## Materials provided

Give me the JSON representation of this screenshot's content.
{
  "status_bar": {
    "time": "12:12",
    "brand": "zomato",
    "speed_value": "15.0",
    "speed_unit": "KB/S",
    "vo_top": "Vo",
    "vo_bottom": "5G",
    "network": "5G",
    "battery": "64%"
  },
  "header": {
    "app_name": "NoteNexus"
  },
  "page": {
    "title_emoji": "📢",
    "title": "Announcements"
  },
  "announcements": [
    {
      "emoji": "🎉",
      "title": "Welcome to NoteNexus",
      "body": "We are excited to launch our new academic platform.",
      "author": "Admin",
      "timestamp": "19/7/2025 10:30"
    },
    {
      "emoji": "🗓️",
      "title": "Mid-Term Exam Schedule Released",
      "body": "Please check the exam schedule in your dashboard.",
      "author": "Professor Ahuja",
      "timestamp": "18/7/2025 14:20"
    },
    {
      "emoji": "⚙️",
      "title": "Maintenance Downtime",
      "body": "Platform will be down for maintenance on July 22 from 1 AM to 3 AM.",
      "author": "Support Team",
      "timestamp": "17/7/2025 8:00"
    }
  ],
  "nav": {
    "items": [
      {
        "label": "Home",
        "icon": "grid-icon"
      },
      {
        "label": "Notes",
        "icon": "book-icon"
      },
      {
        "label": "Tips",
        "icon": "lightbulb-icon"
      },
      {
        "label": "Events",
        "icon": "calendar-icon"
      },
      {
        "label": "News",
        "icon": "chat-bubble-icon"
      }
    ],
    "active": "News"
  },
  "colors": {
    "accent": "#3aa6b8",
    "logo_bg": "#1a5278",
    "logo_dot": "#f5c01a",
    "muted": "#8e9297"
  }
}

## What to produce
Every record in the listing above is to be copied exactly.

## Output below
Give me the JSON representation of this screenshot's content.
{
  "status_bar": {
    "time": "12:12",
    "brand": "zomato",
    "speed_value": "15.0",
    "speed_unit": "KB/S",
    "vo_top": "Vo",
    "vo_bottom": "5G",
    "network": "5G",
    "battery": "64%"
  },
  "header": {
    "app_name": "NoteNexus"
  },
  "page": {
    "title_emoji": "📢",
    "title": "Announcements"
  },
  "announcements": [
    {
      "emoji": "🎉",
      "title": "Welcome to NoteNexus",
      "body": "We are excited to launch our new academic platform.",
      "author": "Admin",
      "timestamp": "19/7/2025 10:30"
    },
    {
      "emoji": "🗓️",
      "title": "Mid-Term Exam Schedule Released",
      "body": "Please check the exam schedule in your dashboard.",
      "author": "Professor Ahuja",
      "timestamp": "18/7/2025 14:20"
    },
    {
      "emoji": "⚙️",
      "title": "Maintenance Downtime",
      "body": "Platform will be down for maintenance on July 22 from 1 AM to 3 AM.",
      "author": "Support Team",
      "timestamp": "17/7/2025 8:00"
    }
  ],
  "nav": {
    "items": [
      {
        "label": "Home",
        "icon": "grid-icon"
      },
      {
        "label": "Notes",
        "icon": "book-icon"
      },
      {
        "label": "Tips",
        "icon": "lightbulb-icon"
      },
      {
        "label": "Events",
        "icon": "calendar-icon"
      },
      {
        "label": "News",
        "icon": "chat-bubble-icon"
      }
    ],
    "active": "News"
  },
  "colors": {
    "accent": "#3aa6b8",
    "logo_bg": "#1a5278",
    "logo_dot": "#f5c01a",
    "muted": "#8e9297"
  }
}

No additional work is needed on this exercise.